Daniel Leisegang

German political scientist and co-editor-in-chief of netzpolitik.org, a web magazine focusing on digital rights and freedoms. Previously, he worked as an editor of Blätter für Deutsche und Internationale Politik (Letters for German and International Politics). In 2014, he published Amazon: Das Buch als Beute (Amazon: The Book as Prey), in which he discusses the working conditions of those who rely on the online retail business model, and how Amazon’s growth policy affects booksellers and publishers.

Leonhard Müllner

Austrian visual artist, director and game theorist. He is currently active in the pseudo-Marxist media guerrilla group Total Refusal, a collective of artists who work with, intervene in and appropriate mainstream video games. Müllner’s work is concerned with the boundaries that gameplay establishes in digital space and their ideological background. He is interested in the possibilities of transcending these constraints, defying the rules and goals of the game, and creating a new game reality. He sees disobedience as one of the most important tools of democracy and tests its emancipatory potential within his work.

Total Refusal

A pseudo-Marxist media guerrilla whose members use mainstream video games in a subversive way. They appropriate video games by rejecting their rules – not respecting the goals or paths that are presented as mandatory and self-evident. In doing so, they reinvent the digital space they intervene in and explore how it can be used in ways other than for combat. Through its work, Total Refusal thus points out the political dimension of these games and the ideology embedded in their structure. In their first multi-award winning film, Operation Jane Walk, they take the viewer into the dystopian world of the multiplayer shooter Tom Clancy’s: The Division. However, they reject the role of the Division’s agents and instead of shooting, they go on a tour of post-apocalyptic Manhattan to talk about architecture and urbanism.

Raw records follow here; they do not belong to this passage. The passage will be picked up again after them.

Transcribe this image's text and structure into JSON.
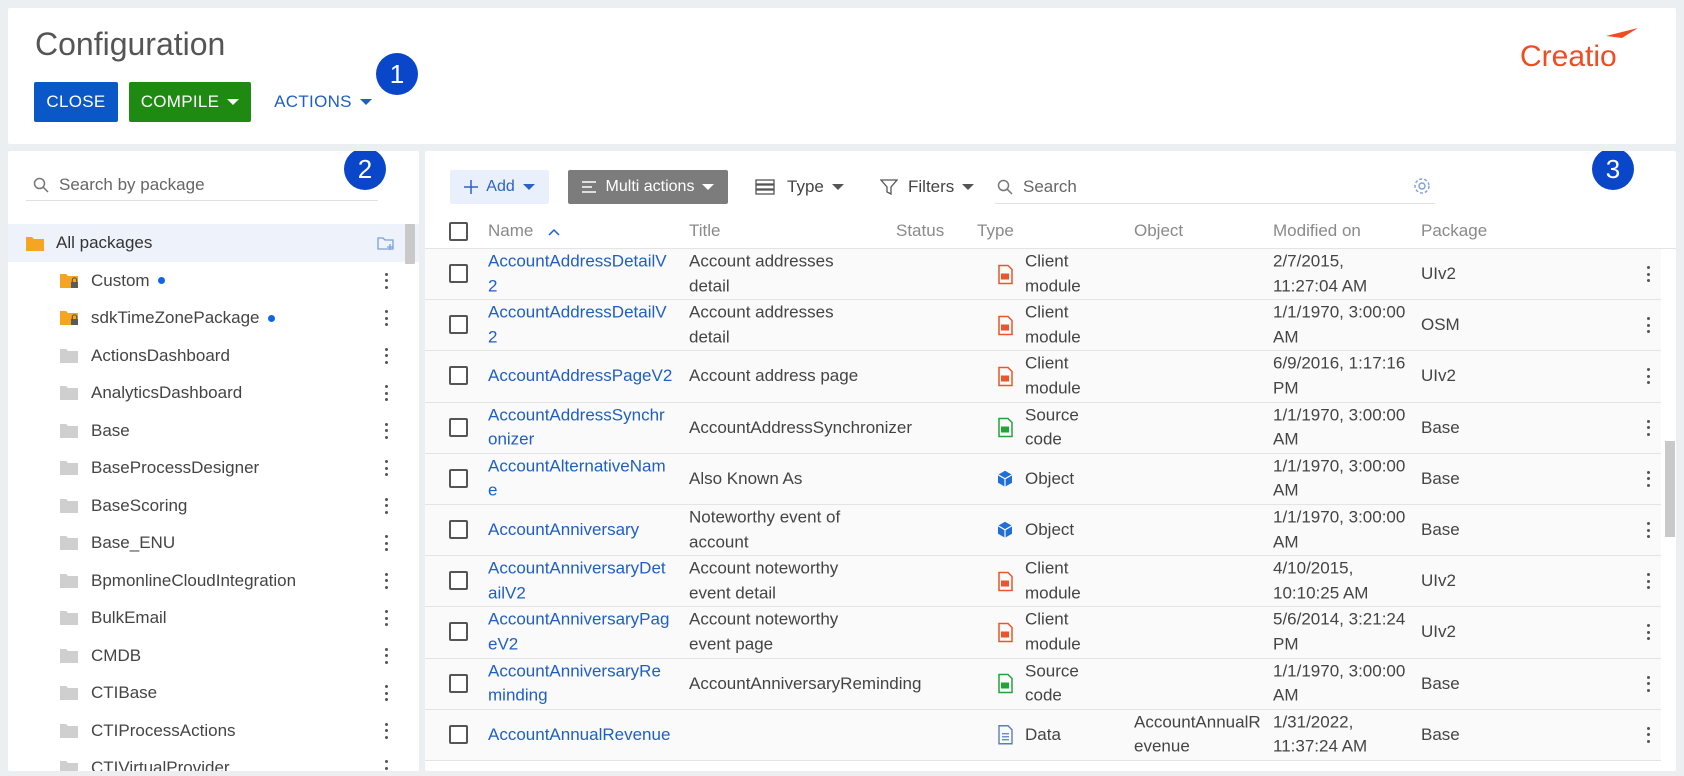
{
  "header": {
    "title": "Configuration",
    "close_label": "CLOSE",
    "compile_label": "COMPILE",
    "actions_label": "ACTIONS",
    "logo_text": "Creatio",
    "badge_1": "1"
  },
  "packages": {
    "badge": "2",
    "search_placeholder": "Search by package",
    "all_label": "All packages",
    "items": [
      {
        "label": "Custom",
        "locked": true,
        "dot": true
      },
      {
        "label": "sdkTimeZonePackage",
        "locked": true,
        "dot": true
      },
      {
        "label": "ActionsDashboard"
      },
      {
        "label": "AnalyticsDashboard"
      },
      {
        "label": "Base"
      },
      {
        "label": "BaseProcessDesigner"
      },
      {
        "label": "BaseScoring"
      },
      {
        "label": "Base_ENU"
      },
      {
        "label": "BpmonlineCloudIntegration"
      },
      {
        "label": "BulkEmail"
      },
      {
        "label": "CMDB"
      },
      {
        "label": "CTIBase"
      },
      {
        "label": "CTIProcessActions"
      },
      {
        "label": "CTIVirtualProvider"
      }
    ]
  },
  "grid": {
    "badge": "3",
    "add_label": "Add",
    "multi_label": "Multi actions",
    "type_label": "Type",
    "filters_label": "Filters",
    "search_placeholder": "Search",
    "columns": {
      "name": "Name",
      "title": "Title",
      "status": "Status",
      "type": "Type",
      "object": "Object",
      "modified": "Modified on",
      "package": "Package"
    },
    "rows": [
      {
        "name": "AccountAddressDetailV2",
        "title": "Account addresses detail",
        "type": "Client module",
        "type_icon": "client-module-icon",
        "object": "",
        "modified": "2/7/2015, 11:27:04 AM",
        "package": "UIv2"
      },
      {
        "name": "AccountAddressDetailV2",
        "title": "Account addresses detail",
        "type": "Client module",
        "type_icon": "client-module-icon",
        "object": "",
        "modified": "1/1/1970, 3:00:00 AM",
        "package": "OSM"
      },
      {
        "name": "AccountAddressPageV2",
        "title": "Account address page",
        "type": "Client module",
        "type_icon": "client-module-icon",
        "object": "",
        "modified": "6/9/2016, 1:17:16 PM",
        "package": "UIv2"
      },
      {
        "name": "AccountAddressSynchronizer",
        "title": "AccountAddressSynchronizer",
        "type": "Source code",
        "type_icon": "source-code-icon",
        "object": "",
        "modified": "1/1/1970, 3:00:00 AM",
        "package": "Base"
      },
      {
        "name": "AccountAlternativeName",
        "title": "Also Known As",
        "type": "Object",
        "type_icon": "object-icon",
        "object": "",
        "modified": "1/1/1970, 3:00:00 AM",
        "package": "Base"
      },
      {
        "name": "AccountAnniversary",
        "title": "Noteworthy event of account",
        "type": "Object",
        "type_icon": "object-icon",
        "object": "",
        "modified": "1/1/1970, 3:00:00 AM",
        "package": "Base"
      },
      {
        "name": "AccountAnniversaryDetailV2",
        "title": "Account noteworthy event detail",
        "type": "Client module",
        "type_icon": "client-module-icon",
        "object": "",
        "modified": "4/10/2015, 10:10:25 AM",
        "package": "UIv2"
      },
      {
        "name": "AccountAnniversaryPageV2",
        "title": "Account noteworthy event page",
        "type": "Client module",
        "type_icon": "client-module-icon",
        "object": "",
        "modified": "5/6/2014, 3:21:24 PM",
        "package": "UIv2"
      },
      {
        "name": "AccountAnniversaryReminding",
        "title": "AccountAnniversaryReminding",
        "type": "Source code",
        "type_icon": "source-code-icon",
        "object": "",
        "modified": "1/1/1970, 3:00:00 AM",
        "package": "Base"
      },
      {
        "name": "AccountAnnualRevenue",
        "title": "",
        "type": "Data",
        "type_icon": "data-icon",
        "object": "AccountAnnualRevenue",
        "modified": "1/31/2022, 11:37:24 AM",
        "package": "Base"
      }
    ]
  },
  "colors": {
    "primary": "#0a58c8",
    "compile": "#1e8a12",
    "link": "#1f5fc4",
    "badge": "#0a46c9",
    "logo": "#f04c23"
  }
}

Kateřina Smejkalová

Researcher working at the German public think-tank Friedrich-Ebert-Stiftung and a publicist. She is particularly interested in the social impact of technology, work and its future, and comments on current events in Germany. She studied German and political science at the Ruhr-Universität in Bochum, West Germany.

Ben Tarnoff

A writer and journalist writing about technology and politics. He contributes to the Guardian and the tech magazine Logic, which he co-founded. This year he published a book, Internet for the People: The Fight for Our Digital Future, in which he analyses the current internet crisis and suggests ways out of it. Whether it’s the loss of privacy or the spread of misinformation, Tarnoff says the blame for the dangerous ills of today’s internet lies with its impoverishment. As a solution, he proposes deprivatisation, which he believes could turn the internet into a place governed by people, not profit.

Ondřej Trhoň

A cultural critic and editor of Revue Prostor, he writes regularly for Artzóna ČT and Cinepur, his texts have been published in A2, Deník N and other media. He translates and lectures at the Faculty of Arts of Charles University. He is currently a PhD student at the Academy of Fine Arts, where he explores artificial bodies and video games. He is the author of the programme Otevřené hlavy (Open Heads) on Radio Wave (powered by Czech Radio) and publishes the independent interdisciplinary magazine Dýpt.

Klára Votavová

Reporter and commentator. She has been collaborating with Voxpot, Alarm and Aktuálně magazines. She is interested in the social impact of digital technologies and the social responsibility of large digital platforms, labour market transformations and economic inequalities in Europe. She has been focusing on Amazon’s operations in the Czech Republic. She studies social geography and regional development at Charles University.

up △


Images can speak louder than words. Check out our selection of films from the Ji.hlava IDFF’s festival programme.

ALGORITHMS OF BEATY (Belgium, 2022, Miléna Trivier)
BLOOM (Canada, 2022, Fanie Pelletier)
LEAVING TO REMAIN (Slovakia, United Kingdom, Czech Republic, 2022, Mira Erdevički)
OVER OUR HILLS (Switzerland, 2022, Mateo Ybarra)
SELF-PORTRAIT (Canada, 2022, Joële Walinga)

up △

Ministerstvo kultury
Fond kinematografie
Město Jihlava
Kraj Vysočina
Česká televize
Český rozhlas
Český rozhlas
Creative Europe Media